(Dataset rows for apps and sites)
····················

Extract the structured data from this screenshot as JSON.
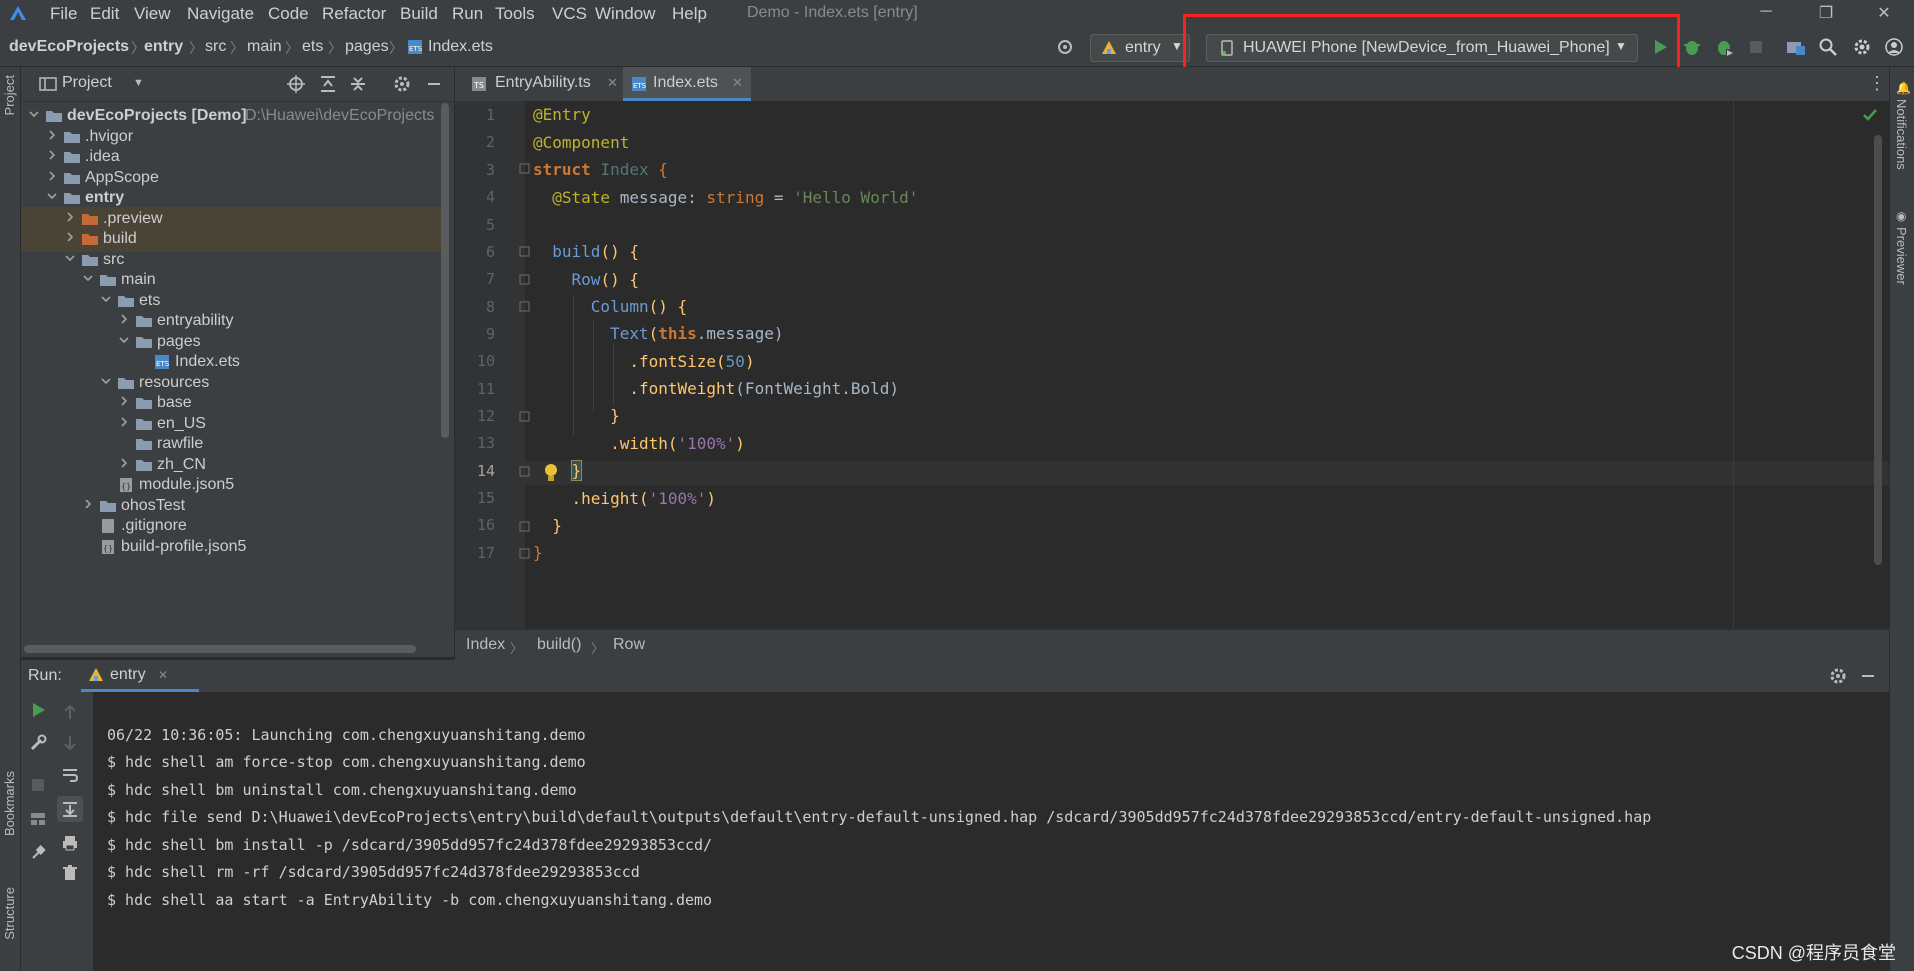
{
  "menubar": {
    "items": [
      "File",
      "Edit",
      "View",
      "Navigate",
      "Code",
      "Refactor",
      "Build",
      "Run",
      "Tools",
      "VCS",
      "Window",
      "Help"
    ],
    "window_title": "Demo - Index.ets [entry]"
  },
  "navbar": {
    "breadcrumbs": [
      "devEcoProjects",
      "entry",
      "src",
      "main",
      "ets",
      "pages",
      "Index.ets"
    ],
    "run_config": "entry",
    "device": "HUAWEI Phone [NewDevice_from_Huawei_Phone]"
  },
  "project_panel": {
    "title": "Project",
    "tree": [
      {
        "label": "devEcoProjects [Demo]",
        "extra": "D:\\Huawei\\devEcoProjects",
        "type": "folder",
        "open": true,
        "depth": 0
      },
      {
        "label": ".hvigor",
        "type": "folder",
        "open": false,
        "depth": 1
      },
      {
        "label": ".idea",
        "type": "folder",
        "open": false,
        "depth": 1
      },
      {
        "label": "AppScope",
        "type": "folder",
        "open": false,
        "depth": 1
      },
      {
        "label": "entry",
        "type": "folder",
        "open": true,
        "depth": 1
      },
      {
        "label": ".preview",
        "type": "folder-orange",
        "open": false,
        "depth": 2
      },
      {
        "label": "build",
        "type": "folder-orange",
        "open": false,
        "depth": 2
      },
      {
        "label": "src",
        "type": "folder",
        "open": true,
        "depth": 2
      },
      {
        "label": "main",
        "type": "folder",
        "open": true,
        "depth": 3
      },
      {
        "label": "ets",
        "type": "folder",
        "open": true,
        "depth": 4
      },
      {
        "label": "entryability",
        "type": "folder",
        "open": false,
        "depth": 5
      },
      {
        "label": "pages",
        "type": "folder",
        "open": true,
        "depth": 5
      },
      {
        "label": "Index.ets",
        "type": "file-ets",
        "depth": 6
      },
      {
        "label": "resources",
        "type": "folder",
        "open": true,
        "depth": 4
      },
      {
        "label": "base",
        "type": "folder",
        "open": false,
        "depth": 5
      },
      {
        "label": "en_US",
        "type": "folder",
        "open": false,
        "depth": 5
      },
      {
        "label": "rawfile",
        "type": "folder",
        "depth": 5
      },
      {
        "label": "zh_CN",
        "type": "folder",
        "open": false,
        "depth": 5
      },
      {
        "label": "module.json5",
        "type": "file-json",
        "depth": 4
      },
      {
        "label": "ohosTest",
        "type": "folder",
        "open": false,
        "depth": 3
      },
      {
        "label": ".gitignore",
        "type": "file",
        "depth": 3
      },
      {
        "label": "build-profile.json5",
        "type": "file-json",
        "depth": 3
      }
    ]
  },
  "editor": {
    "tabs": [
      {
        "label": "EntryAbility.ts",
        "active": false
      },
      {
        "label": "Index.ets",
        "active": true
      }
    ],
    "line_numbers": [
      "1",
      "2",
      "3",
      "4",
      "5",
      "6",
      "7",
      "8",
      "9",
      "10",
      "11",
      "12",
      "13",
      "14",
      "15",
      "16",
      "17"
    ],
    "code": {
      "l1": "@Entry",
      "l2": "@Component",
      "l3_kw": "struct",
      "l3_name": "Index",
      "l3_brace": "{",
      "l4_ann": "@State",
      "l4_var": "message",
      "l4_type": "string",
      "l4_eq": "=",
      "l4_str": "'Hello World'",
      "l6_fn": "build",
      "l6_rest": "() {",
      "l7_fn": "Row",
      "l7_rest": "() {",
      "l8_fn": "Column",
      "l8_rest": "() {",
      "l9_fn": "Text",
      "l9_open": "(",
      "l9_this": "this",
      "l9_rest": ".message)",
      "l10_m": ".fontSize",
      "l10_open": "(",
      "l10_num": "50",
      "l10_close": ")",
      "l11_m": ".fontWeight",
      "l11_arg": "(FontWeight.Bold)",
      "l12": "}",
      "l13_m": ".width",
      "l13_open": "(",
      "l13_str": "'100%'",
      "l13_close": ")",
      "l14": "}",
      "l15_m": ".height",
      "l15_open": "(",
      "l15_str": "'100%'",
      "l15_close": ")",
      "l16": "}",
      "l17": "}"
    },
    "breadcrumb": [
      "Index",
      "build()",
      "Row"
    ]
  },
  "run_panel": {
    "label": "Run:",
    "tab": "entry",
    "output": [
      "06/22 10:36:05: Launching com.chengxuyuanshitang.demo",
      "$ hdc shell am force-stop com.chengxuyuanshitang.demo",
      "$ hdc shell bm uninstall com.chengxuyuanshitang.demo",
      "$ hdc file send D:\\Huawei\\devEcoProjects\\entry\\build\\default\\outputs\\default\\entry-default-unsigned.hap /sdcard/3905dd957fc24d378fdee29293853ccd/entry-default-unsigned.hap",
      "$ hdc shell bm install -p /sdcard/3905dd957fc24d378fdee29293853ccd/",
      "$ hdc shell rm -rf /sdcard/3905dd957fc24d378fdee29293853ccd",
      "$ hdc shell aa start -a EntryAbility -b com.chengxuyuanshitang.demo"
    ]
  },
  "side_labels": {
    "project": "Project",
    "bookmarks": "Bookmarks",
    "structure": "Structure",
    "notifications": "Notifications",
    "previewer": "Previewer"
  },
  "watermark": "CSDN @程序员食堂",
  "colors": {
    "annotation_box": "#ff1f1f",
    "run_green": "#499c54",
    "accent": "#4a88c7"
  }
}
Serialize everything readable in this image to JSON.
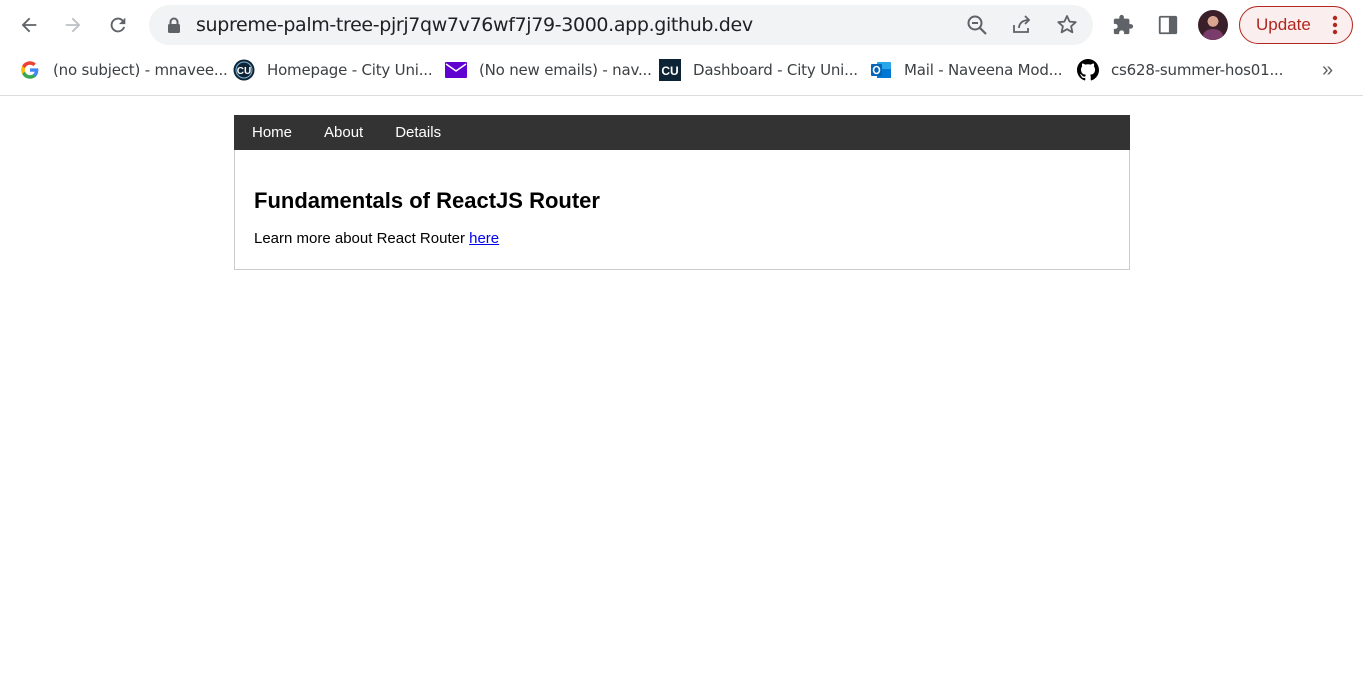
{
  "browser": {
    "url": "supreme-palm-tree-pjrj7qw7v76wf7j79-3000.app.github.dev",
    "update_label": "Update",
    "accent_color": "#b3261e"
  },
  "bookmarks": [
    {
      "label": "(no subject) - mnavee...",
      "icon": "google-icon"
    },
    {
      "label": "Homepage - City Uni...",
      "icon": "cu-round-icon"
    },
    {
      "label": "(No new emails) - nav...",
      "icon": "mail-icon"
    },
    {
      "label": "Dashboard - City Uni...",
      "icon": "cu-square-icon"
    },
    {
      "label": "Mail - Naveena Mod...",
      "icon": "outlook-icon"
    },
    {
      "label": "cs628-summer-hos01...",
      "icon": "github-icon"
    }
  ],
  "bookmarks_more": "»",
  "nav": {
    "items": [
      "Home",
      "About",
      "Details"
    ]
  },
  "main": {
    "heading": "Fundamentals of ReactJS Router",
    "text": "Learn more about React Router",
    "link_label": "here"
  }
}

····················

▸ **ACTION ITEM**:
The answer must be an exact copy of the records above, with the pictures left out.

▸ **SOLUTION**:
Extract the structured data from this screenshot as JSON.
{
  "menubar": {
    "items": [
      "File",
      "Edit",
      "View",
      "Navigate",
      "Code",
      "Refactor",
      "Build",
      "Run",
      "Tools",
      "VCS",
      "Window",
      "Help"
    ],
    "window_title": "Demo - Index.ets [entry]"
  },
  "navbar": {
    "breadcrumbs": [
      "devEcoProjects",
      "entry",
      "src",
      "main",
      "ets",
      "pages",
      "Index.ets"
    ],
    "run_config": "entry",
    "device": "HUAWEI Phone [NewDevice_from_Huawei_Phone]"
  },
  "project_panel": {
    "title": "Project",
    "tree": [
      {
        "label": "devEcoProjects [Demo]",
        "extra": "D:\\Huawei\\devEcoProjects",
        "type": "folder",
        "open": true,
        "depth": 0
      },
      {
        "label": ".hvigor",
        "type": "folder",
        "open": false,
        "depth": 1
      },
      {
        "label": ".idea",
        "type": "folder",
        "open": false,
        "depth": 1
      },
      {
        "label": "AppScope",
        "type": "folder",
        "open": false,
        "depth": 1
      },
      {
        "label": "entry",
        "type": "folder",
        "open": true,
        "depth": 1
      },
      {
        "label": ".preview",
        "type": "folder-orange",
        "open": false,
        "depth": 2
      },
      {
        "label": "build",
        "type": "folder-orange",
        "open": false,
        "depth": 2
      },
      {
        "label": "src",
        "type": "folder",
        "open": true,
        "depth": 2
      },
      {
        "label": "main",
        "type": "folder",
        "open": true,
        "depth": 3
      },
      {
        "label": "ets",
        "type": "folder",
        "open": true,
        "depth": 4
      },
      {
        "label": "entryability",
        "type": "folder",
        "open": false,
        "depth": 5
      },
      {
        "label": "pages",
        "type": "folder",
        "open": true,
        "depth": 5
      },
      {
        "label": "Index.ets",
        "type": "file-ets",
        "depth": 6
      },
      {
        "label": "resources",
        "type": "folder",
        "open": true,
        "depth": 4
      },
      {
        "label": "base",
        "type": "folder",
        "open": false,
        "depth": 5
      },
      {
        "label": "en_US",
        "type": "folder",
        "open": false,
        "depth": 5
      },
      {
        "label": "rawfile",
        "type": "folder",
        "depth": 5
      },
      {
        "label": "zh_CN",
        "type": "folder",
        "open": false,
        "depth": 5
      },
      {
        "label": "module.json5",
        "type": "file-json",
        "depth": 4
      },
      {
        "label": "ohosTest",
        "type": "folder",
        "open": false,
        "depth": 3
      },
      {
        "label": ".gitignore",
        "type": "file",
        "depth": 3
      },
      {
        "label": "build-profile.json5",
        "type": "file-json",
        "depth": 3
      }
    ]
  },
  "editor": {
    "tabs": [
      {
        "label": "EntryAbility.ts",
        "active": false
      },
      {
        "label": "Index.ets",
        "active": true
      }
    ],
    "line_numbers": [
      "1",
      "2",
      "3",
      "4",
      "5",
      "6",
      "7",
      "8",
      "9",
      "10",
      "11",
      "12",
      "13",
      "14",
      "15",
      "16",
      "17"
    ],
    "code": {
      "l1": "@Entry",
      "l2": "@Component",
      "l3_kw": "struct",
      "l3_name": "Index",
      "l3_brace": "{",
      "l4_ann": "@State",
      "l4_var": "message",
      "l4_type": "string",
      "l4_eq": "=",
      "l4_str": "'Hello World'",
      "l6_fn": "build",
      "l6_rest": "() {",
      "l7_fn": "Row",
      "l7_rest": "() {",
      "l8_fn": "Column",
      "l8_rest": "() {",
      "l9_fn": "Text",
      "l9_open": "(",
      "l9_this": "this",
      "l9_rest": ".message)",
      "l10_m": ".fontSize",
      "l10_open": "(",
      "l10_num": "50",
      "l10_close": ")",
      "l11_m": ".fontWeight",
      "l11_arg": "(FontWeight.Bold)",
      "l12": "}",
      "l13_m": ".width",
      "l13_open": "(",
      "l13_str": "'100%'",
      "l13_close": ")",
      "l14": "}",
      "l15_m": ".height",
      "l15_open": "(",
      "l15_str": "'100%'",
      "l15_close": ")",
      "l16": "}",
      "l17": "}"
    },
    "breadcrumb": [
      "Index",
      "build()",
      "Row"
    ]
  },
  "run_panel": {
    "label": "Run:",
    "tab": "entry",
    "output": [
      "06/22 10:36:05: Launching com.chengxuyuanshitang.demo",
      "$ hdc shell am force-stop com.chengxuyuanshitang.demo",
      "$ hdc shell bm uninstall com.chengxuyuanshitang.demo",
      "$ hdc file send D:\\Huawei\\devEcoProjects\\entry\\build\\default\\outputs\\default\\entry-default-unsigned.hap /sdcard/3905dd957fc24d378fdee29293853ccd/entry-default-unsigned.hap",
      "$ hdc shell bm install -p /sdcard/3905dd957fc24d378fdee29293853ccd/",
      "$ hdc shell rm -rf /sdcard/3905dd957fc24d378fdee29293853ccd",
      "$ hdc shell aa start -a EntryAbility -b com.chengxuyuanshitang.demo"
    ]
  },
  "side_labels": {
    "project": "Project",
    "bookmarks": "Bookmarks",
    "structure": "Structure",
    "notifications": "Notifications",
    "previewer": "Previewer"
  },
  "watermark": "CSDN @程序员食堂",
  "colors": {
    "annotation_box": "#ff1f1f",
    "run_green": "#499c54",
    "accent": "#4a88c7"
  }
}
Serialize everything readable in this image to JSON.
{
  "browser": {
    "url": "supreme-palm-tree-pjrj7qw7v76wf7j79-3000.app.github.dev",
    "update_label": "Update",
    "accent_color": "#b3261e"
  },
  "bookmarks": [
    {
      "label": "(no subject) - mnavee...",
      "icon": "google-icon"
    },
    {
      "label": "Homepage - City Uni...",
      "icon": "cu-round-icon"
    },
    {
      "label": "(No new emails) - nav...",
      "icon": "mail-icon"
    },
    {
      "label": "Dashboard - City Uni...",
      "icon": "cu-square-icon"
    },
    {
      "label": "Mail - Naveena Mod...",
      "icon": "outlook-icon"
    },
    {
      "label": "cs628-summer-hos01...",
      "icon": "github-icon"
    }
  ],
  "bookmarks_more": "»",
  "nav": {
    "items": [
      "Home",
      "About",
      "Details"
    ]
  },
  "main": {
    "heading": "Fundamentals of ReactJS Router",
    "text": "Learn more about React Router",
    "link_label": "here"
  }
}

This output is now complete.